A large study of insurance claims adds to the evidence linking rheumatoid arthritis treatment to the risk of venous thrombosis.
Kim SC, Solomon DH, Liu J, et al. Risk of Venous Thromboembolism in Patients with Rheumatoid Arthritis Initiating Disease-Modifying Antirheumatic Drugs. American Journal of Medicine. December 19, 2014. doi: http://dx.doi.org/10.1016/j.amjmed.2014.11.025
More data to ponder about the relation between rheumatoid arthritis (RA) treatment and the risk for venous thromboembolism (VTE). This cohort study, based on a review of insurance claims, reports a modest link between biological disease-modifying anti-rheumatic drugs (bDMARDs) and VTE.
It also finds an increased relative incidence in hospitalization for VTE. The risk is greatest in the first 180 days of treatment.
However, the absolute increase in risk is low, at under 1%.
The investigators identified 29,481 RA patients who were treated with conventional DMARDs, methotrexate, or bDMARDs for up to a year.
During followup, there were 191 VTE events, 31 of them tied to bDMARD use and 29 of those to tumor necrosis factor-Î± inhibitors.
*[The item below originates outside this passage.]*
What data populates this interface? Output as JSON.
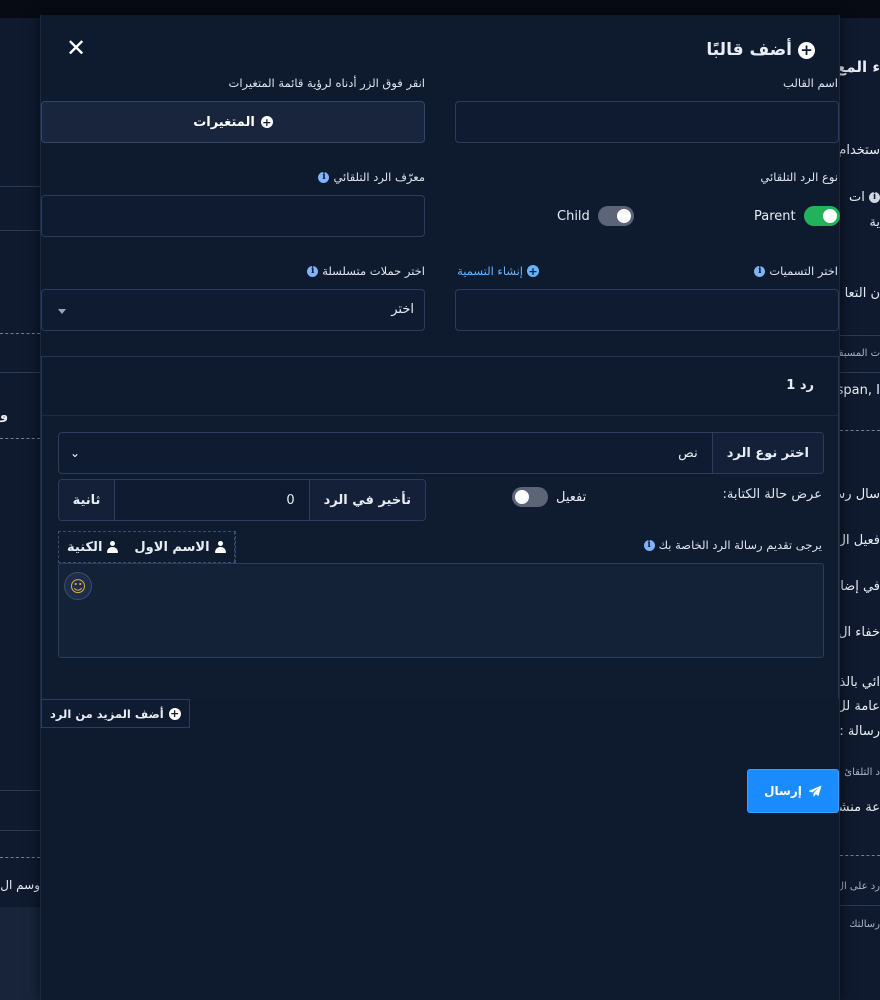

While few of the comparisons were statistically significant, the hazard ratio of VTE for bDMARDs vs conventional DMARDs in the first 180 days was 2.48 (95% confidence interval: 1.14-5.39).